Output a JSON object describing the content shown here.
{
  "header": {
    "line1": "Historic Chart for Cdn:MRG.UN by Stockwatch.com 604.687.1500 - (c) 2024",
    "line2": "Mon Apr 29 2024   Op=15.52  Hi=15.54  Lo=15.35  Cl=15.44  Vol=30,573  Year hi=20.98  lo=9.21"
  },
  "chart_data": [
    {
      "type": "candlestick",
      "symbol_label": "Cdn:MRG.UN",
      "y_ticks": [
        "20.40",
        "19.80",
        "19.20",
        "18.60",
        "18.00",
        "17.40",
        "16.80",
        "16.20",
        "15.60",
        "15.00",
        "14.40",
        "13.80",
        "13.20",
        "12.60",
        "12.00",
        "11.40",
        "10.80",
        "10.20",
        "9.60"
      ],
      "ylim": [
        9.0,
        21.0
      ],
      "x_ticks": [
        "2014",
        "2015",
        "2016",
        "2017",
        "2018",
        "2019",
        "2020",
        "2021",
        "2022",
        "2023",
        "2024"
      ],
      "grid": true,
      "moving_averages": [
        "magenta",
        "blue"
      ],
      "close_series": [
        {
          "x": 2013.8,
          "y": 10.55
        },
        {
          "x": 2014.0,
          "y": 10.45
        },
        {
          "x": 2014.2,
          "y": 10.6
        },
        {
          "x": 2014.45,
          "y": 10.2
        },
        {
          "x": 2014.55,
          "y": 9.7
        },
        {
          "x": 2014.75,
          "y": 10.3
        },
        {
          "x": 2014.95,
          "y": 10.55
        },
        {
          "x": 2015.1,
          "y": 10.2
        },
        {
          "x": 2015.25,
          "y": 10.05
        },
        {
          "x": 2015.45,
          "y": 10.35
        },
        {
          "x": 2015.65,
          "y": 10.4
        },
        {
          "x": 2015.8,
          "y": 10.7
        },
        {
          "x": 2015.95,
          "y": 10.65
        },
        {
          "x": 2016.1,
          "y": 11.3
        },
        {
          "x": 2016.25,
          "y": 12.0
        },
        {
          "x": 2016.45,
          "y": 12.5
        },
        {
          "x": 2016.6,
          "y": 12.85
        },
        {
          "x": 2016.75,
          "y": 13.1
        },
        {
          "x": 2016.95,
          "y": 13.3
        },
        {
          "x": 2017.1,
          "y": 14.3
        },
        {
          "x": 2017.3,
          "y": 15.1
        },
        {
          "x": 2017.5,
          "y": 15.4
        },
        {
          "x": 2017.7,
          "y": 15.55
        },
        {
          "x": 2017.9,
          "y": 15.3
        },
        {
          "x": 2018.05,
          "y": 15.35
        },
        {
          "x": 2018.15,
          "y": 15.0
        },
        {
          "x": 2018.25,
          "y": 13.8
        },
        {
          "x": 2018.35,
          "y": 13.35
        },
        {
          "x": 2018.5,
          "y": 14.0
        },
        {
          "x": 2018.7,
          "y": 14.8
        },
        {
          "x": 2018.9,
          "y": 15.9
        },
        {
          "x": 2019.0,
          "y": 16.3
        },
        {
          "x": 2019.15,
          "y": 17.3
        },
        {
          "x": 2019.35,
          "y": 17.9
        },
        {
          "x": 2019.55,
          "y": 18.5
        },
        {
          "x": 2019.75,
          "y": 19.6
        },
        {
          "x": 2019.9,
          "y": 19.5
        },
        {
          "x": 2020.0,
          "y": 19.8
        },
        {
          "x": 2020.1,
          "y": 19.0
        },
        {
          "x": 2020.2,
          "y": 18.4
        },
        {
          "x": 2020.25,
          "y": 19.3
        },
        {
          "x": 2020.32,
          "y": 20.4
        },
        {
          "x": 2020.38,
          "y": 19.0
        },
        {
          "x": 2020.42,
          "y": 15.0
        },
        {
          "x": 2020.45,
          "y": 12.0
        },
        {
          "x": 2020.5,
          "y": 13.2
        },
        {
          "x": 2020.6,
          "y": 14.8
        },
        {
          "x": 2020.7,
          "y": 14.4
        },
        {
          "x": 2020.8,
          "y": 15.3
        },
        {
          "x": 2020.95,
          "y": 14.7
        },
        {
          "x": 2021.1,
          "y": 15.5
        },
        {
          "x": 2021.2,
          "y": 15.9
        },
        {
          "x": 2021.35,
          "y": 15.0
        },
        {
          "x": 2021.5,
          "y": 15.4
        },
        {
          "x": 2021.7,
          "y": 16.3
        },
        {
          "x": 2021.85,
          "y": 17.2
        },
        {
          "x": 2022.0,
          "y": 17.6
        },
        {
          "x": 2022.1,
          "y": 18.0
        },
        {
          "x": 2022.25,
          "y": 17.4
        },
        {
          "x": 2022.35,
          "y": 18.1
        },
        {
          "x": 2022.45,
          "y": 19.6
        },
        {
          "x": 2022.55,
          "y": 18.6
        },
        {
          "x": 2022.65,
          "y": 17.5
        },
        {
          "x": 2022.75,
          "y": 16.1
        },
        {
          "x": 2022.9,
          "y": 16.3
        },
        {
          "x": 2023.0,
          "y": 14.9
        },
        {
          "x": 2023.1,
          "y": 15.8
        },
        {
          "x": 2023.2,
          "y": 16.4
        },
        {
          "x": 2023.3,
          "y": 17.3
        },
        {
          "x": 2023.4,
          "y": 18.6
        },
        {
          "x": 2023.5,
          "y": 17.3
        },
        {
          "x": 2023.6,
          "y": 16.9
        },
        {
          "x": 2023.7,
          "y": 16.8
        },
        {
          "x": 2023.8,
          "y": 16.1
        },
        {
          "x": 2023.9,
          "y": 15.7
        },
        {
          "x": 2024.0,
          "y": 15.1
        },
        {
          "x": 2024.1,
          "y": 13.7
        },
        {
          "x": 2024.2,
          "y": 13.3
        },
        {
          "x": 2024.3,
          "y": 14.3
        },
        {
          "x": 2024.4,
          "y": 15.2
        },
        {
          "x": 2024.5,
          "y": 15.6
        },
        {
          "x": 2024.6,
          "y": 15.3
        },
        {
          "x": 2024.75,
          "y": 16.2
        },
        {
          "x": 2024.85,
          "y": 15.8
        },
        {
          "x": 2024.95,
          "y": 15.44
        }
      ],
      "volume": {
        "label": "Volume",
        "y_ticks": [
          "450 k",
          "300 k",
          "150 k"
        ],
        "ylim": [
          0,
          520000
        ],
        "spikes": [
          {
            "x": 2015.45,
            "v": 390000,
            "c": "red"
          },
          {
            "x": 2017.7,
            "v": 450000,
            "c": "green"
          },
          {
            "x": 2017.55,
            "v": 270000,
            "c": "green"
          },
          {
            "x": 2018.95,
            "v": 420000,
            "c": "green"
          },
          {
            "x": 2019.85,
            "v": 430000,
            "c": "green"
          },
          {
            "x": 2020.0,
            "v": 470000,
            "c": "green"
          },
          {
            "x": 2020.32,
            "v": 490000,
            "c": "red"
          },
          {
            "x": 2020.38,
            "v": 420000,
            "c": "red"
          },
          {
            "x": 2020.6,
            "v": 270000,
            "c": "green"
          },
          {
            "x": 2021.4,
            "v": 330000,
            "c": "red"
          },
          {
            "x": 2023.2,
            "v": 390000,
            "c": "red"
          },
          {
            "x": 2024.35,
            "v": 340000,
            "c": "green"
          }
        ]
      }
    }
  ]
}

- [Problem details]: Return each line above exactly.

- [Answer section]:
Output a JSON object describing the content shown here.
{
  "header": {
    "line1": "Historic Chart for Cdn:MRG.UN by Stockwatch.com 604.687.1500 - (c) 2024",
    "line2": "Mon Apr 29 2024   Op=15.52  Hi=15.54  Lo=15.35  Cl=15.44  Vol=30,573  Year hi=20.98  lo=9.21"
  },
  "chart_data": [
    {
      "type": "candlestick",
      "symbol_label": "Cdn:MRG.UN",
      "y_ticks": [
        "20.40",
        "19.80",
        "19.20",
        "18.60",
        "18.00",
        "17.40",
        "16.80",
        "16.20",
        "15.60",
        "15.00",
        "14.40",
        "13.80",
        "13.20",
        "12.60",
        "12.00",
        "11.40",
        "10.80",
        "10.20",
        "9.60"
      ],
      "ylim": [
        9.0,
        21.0
      ],
      "x_ticks": [
        "2014",
        "2015",
        "2016",
        "2017",
        "2018",
        "2019",
        "2020",
        "2021",
        "2022",
        "2023",
        "2024"
      ],
      "grid": true,
      "moving_averages": [
        "magenta",
        "blue"
      ],
      "close_series": [
        {
          "x": 2013.8,
          "y": 10.55
        },
        {
          "x": 2014.0,
          "y": 10.45
        },
        {
          "x": 2014.2,
          "y": 10.6
        },
        {
          "x": 2014.45,
          "y": 10.2
        },
        {
          "x": 2014.55,
          "y": 9.7
        },
        {
          "x": 2014.75,
          "y": 10.3
        },
        {
          "x": 2014.95,
          "y": 10.55
        },
        {
          "x": 2015.1,
          "y": 10.2
        },
        {
          "x": 2015.25,
          "y": 10.05
        },
        {
          "x": 2015.45,
          "y": 10.35
        },
        {
          "x": 2015.65,
          "y": 10.4
        },
        {
          "x": 2015.8,
          "y": 10.7
        },
        {
          "x": 2015.95,
          "y": 10.65
        },
        {
          "x": 2016.1,
          "y": 11.3
        },
        {
          "x": 2016.25,
          "y": 12.0
        },
        {
          "x": 2016.45,
          "y": 12.5
        },
        {
          "x": 2016.6,
          "y": 12.85
        },
        {
          "x": 2016.75,
          "y": 13.1
        },
        {
          "x": 2016.95,
          "y": 13.3
        },
        {
          "x": 2017.1,
          "y": 14.3
        },
        {
          "x": 2017.3,
          "y": 15.1
        },
        {
          "x": 2017.5,
          "y": 15.4
        },
        {
          "x": 2017.7,
          "y": 15.55
        },
        {
          "x": 2017.9,
          "y": 15.3
        },
        {
          "x": 2018.05,
          "y": 15.35
        },
        {
          "x": 2018.15,
          "y": 15.0
        },
        {
          "x": 2018.25,
          "y": 13.8
        },
        {
          "x": 2018.35,
          "y": 13.35
        },
        {
          "x": 2018.5,
          "y": 14.0
        },
        {
          "x": 2018.7,
          "y": 14.8
        },
        {
          "x": 2018.9,
          "y": 15.9
        },
        {
          "x": 2019.0,
          "y": 16.3
        },
        {
          "x": 2019.15,
          "y": 17.3
        },
        {
          "x": 2019.35,
          "y": 17.9
        },
        {
          "x": 2019.55,
          "y": 18.5
        },
        {
          "x": 2019.75,
          "y": 19.6
        },
        {
          "x": 2019.9,
          "y": 19.5
        },
        {
          "x": 2020.0,
          "y": 19.8
        },
        {
          "x": 2020.1,
          "y": 19.0
        },
        {
          "x": 2020.2,
          "y": 18.4
        },
        {
          "x": 2020.25,
          "y": 19.3
        },
        {
          "x": 2020.32,
          "y": 20.4
        },
        {
          "x": 2020.38,
          "y": 19.0
        },
        {
          "x": 2020.42,
          "y": 15.0
        },
        {
          "x": 2020.45,
          "y": 12.0
        },
        {
          "x": 2020.5,
          "y": 13.2
        },
        {
          "x": 2020.6,
          "y": 14.8
        },
        {
          "x": 2020.7,
          "y": 14.4
        },
        {
          "x": 2020.8,
          "y": 15.3
        },
        {
          "x": 2020.95,
          "y": 14.7
        },
        {
          "x": 2021.1,
          "y": 15.5
        },
        {
          "x": 2021.2,
          "y": 15.9
        },
        {
          "x": 2021.35,
          "y": 15.0
        },
        {
          "x": 2021.5,
          "y": 15.4
        },
        {
          "x": 2021.7,
          "y": 16.3
        },
        {
          "x": 2021.85,
          "y": 17.2
        },
        {
          "x": 2022.0,
          "y": 17.6
        },
        {
          "x": 2022.1,
          "y": 18.0
        },
        {
          "x": 2022.25,
          "y": 17.4
        },
        {
          "x": 2022.35,
          "y": 18.1
        },
        {
          "x": 2022.45,
          "y": 19.6
        },
        {
          "x": 2022.55,
          "y": 18.6
        },
        {
          "x": 2022.65,
          "y": 17.5
        },
        {
          "x": 2022.75,
          "y": 16.1
        },
        {
          "x": 2022.9,
          "y": 16.3
        },
        {
          "x": 2023.0,
          "y": 14.9
        },
        {
          "x": 2023.1,
          "y": 15.8
        },
        {
          "x": 2023.2,
          "y": 16.4
        },
        {
          "x": 2023.3,
          "y": 17.3
        },
        {
          "x": 2023.4,
          "y": 18.6
        },
        {
          "x": 2023.5,
          "y": 17.3
        },
        {
          "x": 2023.6,
          "y": 16.9
        },
        {
          "x": 2023.7,
          "y": 16.8
        },
        {
          "x": 2023.8,
          "y": 16.1
        },
        {
          "x": 2023.9,
          "y": 15.7
        },
        {
          "x": 2024.0,
          "y": 15.1
        },
        {
          "x": 2024.1,
          "y": 13.7
        },
        {
          "x": 2024.2,
          "y": 13.3
        },
        {
          "x": 2024.3,
          "y": 14.3
        },
        {
          "x": 2024.4,
          "y": 15.2
        },
        {
          "x": 2024.5,
          "y": 15.6
        },
        {
          "x": 2024.6,
          "y": 15.3
        },
        {
          "x": 2024.75,
          "y": 16.2
        },
        {
          "x": 2024.85,
          "y": 15.8
        },
        {
          "x": 2024.95,
          "y": 15.44
        }
      ],
      "volume": {
        "label": "Volume",
        "y_ticks": [
          "450 k",
          "300 k",
          "150 k"
        ],
        "ylim": [
          0,
          520000
        ],
        "spikes": [
          {
            "x": 2015.45,
            "v": 390000,
            "c": "red"
          },
          {
            "x": 2017.7,
            "v": 450000,
            "c": "green"
          },
          {
            "x": 2017.55,
            "v": 270000,
            "c": "green"
          },
          {
            "x": 2018.95,
            "v": 420000,
            "c": "green"
          },
          {
            "x": 2019.85,
            "v": 430000,
            "c": "green"
          },
          {
            "x": 2020.0,
            "v": 470000,
            "c": "green"
          },
          {
            "x": 2020.32,
            "v": 490000,
            "c": "red"
          },
          {
            "x": 2020.38,
            "v": 420000,
            "c": "red"
          },
          {
            "x": 2020.6,
            "v": 270000,
            "c": "green"
          },
          {
            "x": 2021.4,
            "v": 330000,
            "c": "red"
          },
          {
            "x": 2023.2,
            "v": 390000,
            "c": "red"
          },
          {
            "x": 2024.35,
            "v": 340000,
            "c": "green"
          }
        ]
      }
    }
  ]
}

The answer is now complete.